As I write this, it’s March 21… or as is also known on the 2017 calendar, the 2nd day of spring! Yeah, I’m a bit excited about it. Well, more reserved than excited. I mean, it’s great that the days are getting longer, which really perks up a person. But since I live in Wisconsin, my enthusiasm has to be tempered a little bit, since winter has a tendency to reel right back and bite us in the *ahem* backside when we least expect it, even if winter can be as relatively tame as the now concluded winter was here in Wisconsin. Today was a reminder that spring takes its time pushing winter to the past: Sure, it was mostly bright and sunny, but the wind was brisk and the chill was present. I’m not one to regularly check the thermometer, but I wouldn’t be surprised if the temperature didn’t rise above 45 degrees.
An open letter to my supervisor at work (I know who they are, and by the end of this post, you, in a way, will know her as well):
First off, thank you for the annual bonus. I know everyone in our company receives one every year, and I know the money will give my bank account a boost. But this letter isn’t about that. I should advise you that though I will be at work tomorrow (March 8), my mind won’t be. Why, you ask?
That’s right, I’m sure you’ve heard about A Day Without a Woman by now. I’m sure, too, you’ve heard about that big march that happened back in January, not only here in Madison but in Washington and around the world. Continue reading

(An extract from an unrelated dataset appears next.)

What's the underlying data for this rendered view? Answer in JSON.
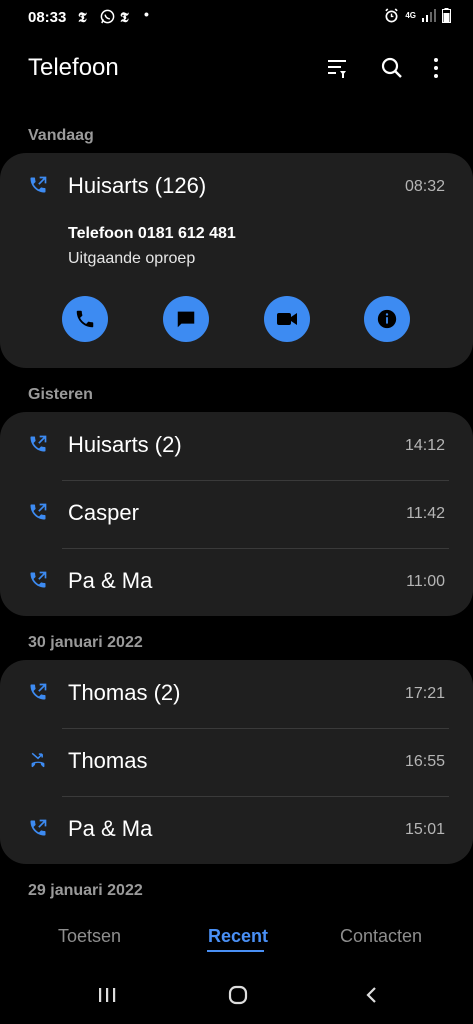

If you’ve haven’t yet read my previous post where I reviewed Stage Q’s “Queer Shorts 2.1: Queer Love,” go ahead and do so by clicking on that post here.
[hums contently to myself]
Oh, you’re still here yet? You mean you (*choose one* did/did not) read that post yet? Well, I did redirect you back there not so much because you can’t read this post without reading that post first, but more to remind you that live, local, LGBT-oriented theater does exist, and that organizations such as Stage Q put on great work, with “Queer Shorts 2.1” being evidence of that.
Rather than let that post go on for too long, I wanted to devote this follow-up to a couple of aspects of my evening at “Queer Shorts.” One was a thrilling moment, the other an “oops” kind of moment, but both, for sure, were part of a pretty good night at the theater.